For the first time since 2003, Roger Federer was placed on Court 1 instead of Centre Court for his first round match at the 2012 championships, Wimbledon. It was no matter for the Swiss maestro, who ripped Albert Ramos in a dominant performance to open his quest for a record tying 7th Wimbledon and 17th grand slam. In just 1 hour 19 minutes, Federer was into the second round, 6-1 6-1 6-1; his easiest first round win in 14 appearances. The Swiss maestro is now just the 7th player with 60 wins at Wimbledon.
An exquisite performance from start to finish, Federer was aggressive on finishing points at the net and in return games as well. Except for one slip of his service game, the Swiss star was routinely breaking serve, eight times out of ten chances to be exact. The fourth game of the third set showed the pressure Federer was putting on Ramos, as the Spaniard had multiple chances to hold serve but the Swiss simply refused to let up, reminiscent last in the epic semifinal vs Djokovic at Roland Garros last year. Just weeks ago Federer struggled in his early round matches at Roland Garros, and it set the tone for his erroneous play the entire tournament. He will be hoping for much better play to continue when he takes on Fabio Fognini in the second round Wednesday.
“I was able to do that a bit more than I thought I could. I was happy with the way things progressed during the match,” said Federer. “I was able to return well, almost break him every single time. It was a good match for me, obviously. I felt very good out there today.”
The Swiss believes this style of play could be a difference maker in getting through pressure-filled situations further down the road.

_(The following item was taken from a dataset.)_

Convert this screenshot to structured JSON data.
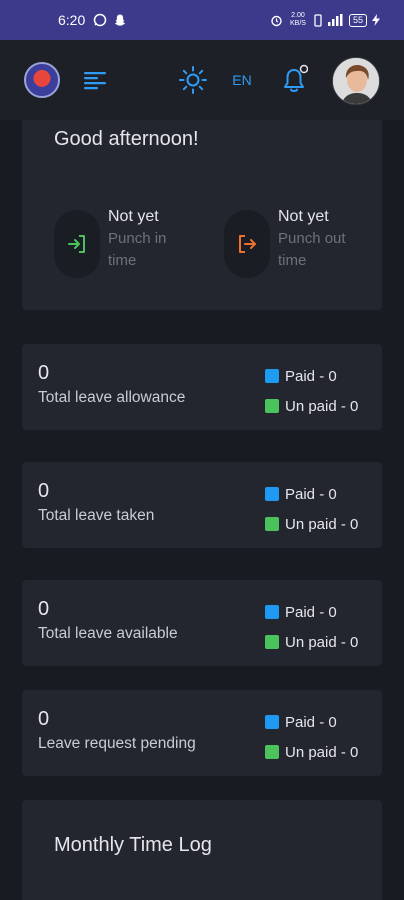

“It’s rare to be up in the score line like today on a regular basis. It is maybe why it is a good time to try it out,” said Federer. “Then you can use it in tougher moments, difficult moments, to throw your opponents off. Who knows if I’ll need it down the stretch. We’ll see.”

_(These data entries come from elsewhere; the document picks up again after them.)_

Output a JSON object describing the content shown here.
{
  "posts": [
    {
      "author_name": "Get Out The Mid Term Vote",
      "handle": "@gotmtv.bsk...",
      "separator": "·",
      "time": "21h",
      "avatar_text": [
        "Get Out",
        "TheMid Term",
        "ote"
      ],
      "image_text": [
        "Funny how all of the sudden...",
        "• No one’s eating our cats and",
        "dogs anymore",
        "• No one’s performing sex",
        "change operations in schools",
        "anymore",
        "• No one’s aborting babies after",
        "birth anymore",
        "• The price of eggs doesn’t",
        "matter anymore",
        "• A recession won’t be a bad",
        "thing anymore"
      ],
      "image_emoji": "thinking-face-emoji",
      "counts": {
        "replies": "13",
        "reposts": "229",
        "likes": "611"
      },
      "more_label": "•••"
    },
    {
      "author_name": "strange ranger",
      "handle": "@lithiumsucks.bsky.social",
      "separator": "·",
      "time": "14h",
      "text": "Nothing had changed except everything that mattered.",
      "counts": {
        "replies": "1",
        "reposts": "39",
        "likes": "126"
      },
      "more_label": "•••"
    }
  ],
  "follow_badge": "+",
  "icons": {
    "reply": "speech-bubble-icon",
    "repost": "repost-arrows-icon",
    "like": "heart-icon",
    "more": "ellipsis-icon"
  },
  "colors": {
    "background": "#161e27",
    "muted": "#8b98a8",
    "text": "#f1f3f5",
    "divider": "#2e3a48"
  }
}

In his 14th consecutive appearance at Wimbledon, the Swiss maestro talked about his appreciation for the unique atmosphere at the All England Club. The feeling is same at age 30 as it was for him at age 17.
“You do realise the moment you walk onto the court that it is a different place here than any other,” Federer said. “Just the respectful clap, and no music. The whole thing is very much focussed on the players and on the sport, which is beautiful.
“Today, the court played perfectly. It was virtually brand new in terms of the way the grass was. That felt special in its own way. I love playing on Monday. We had a great atmosphere on Court 1.”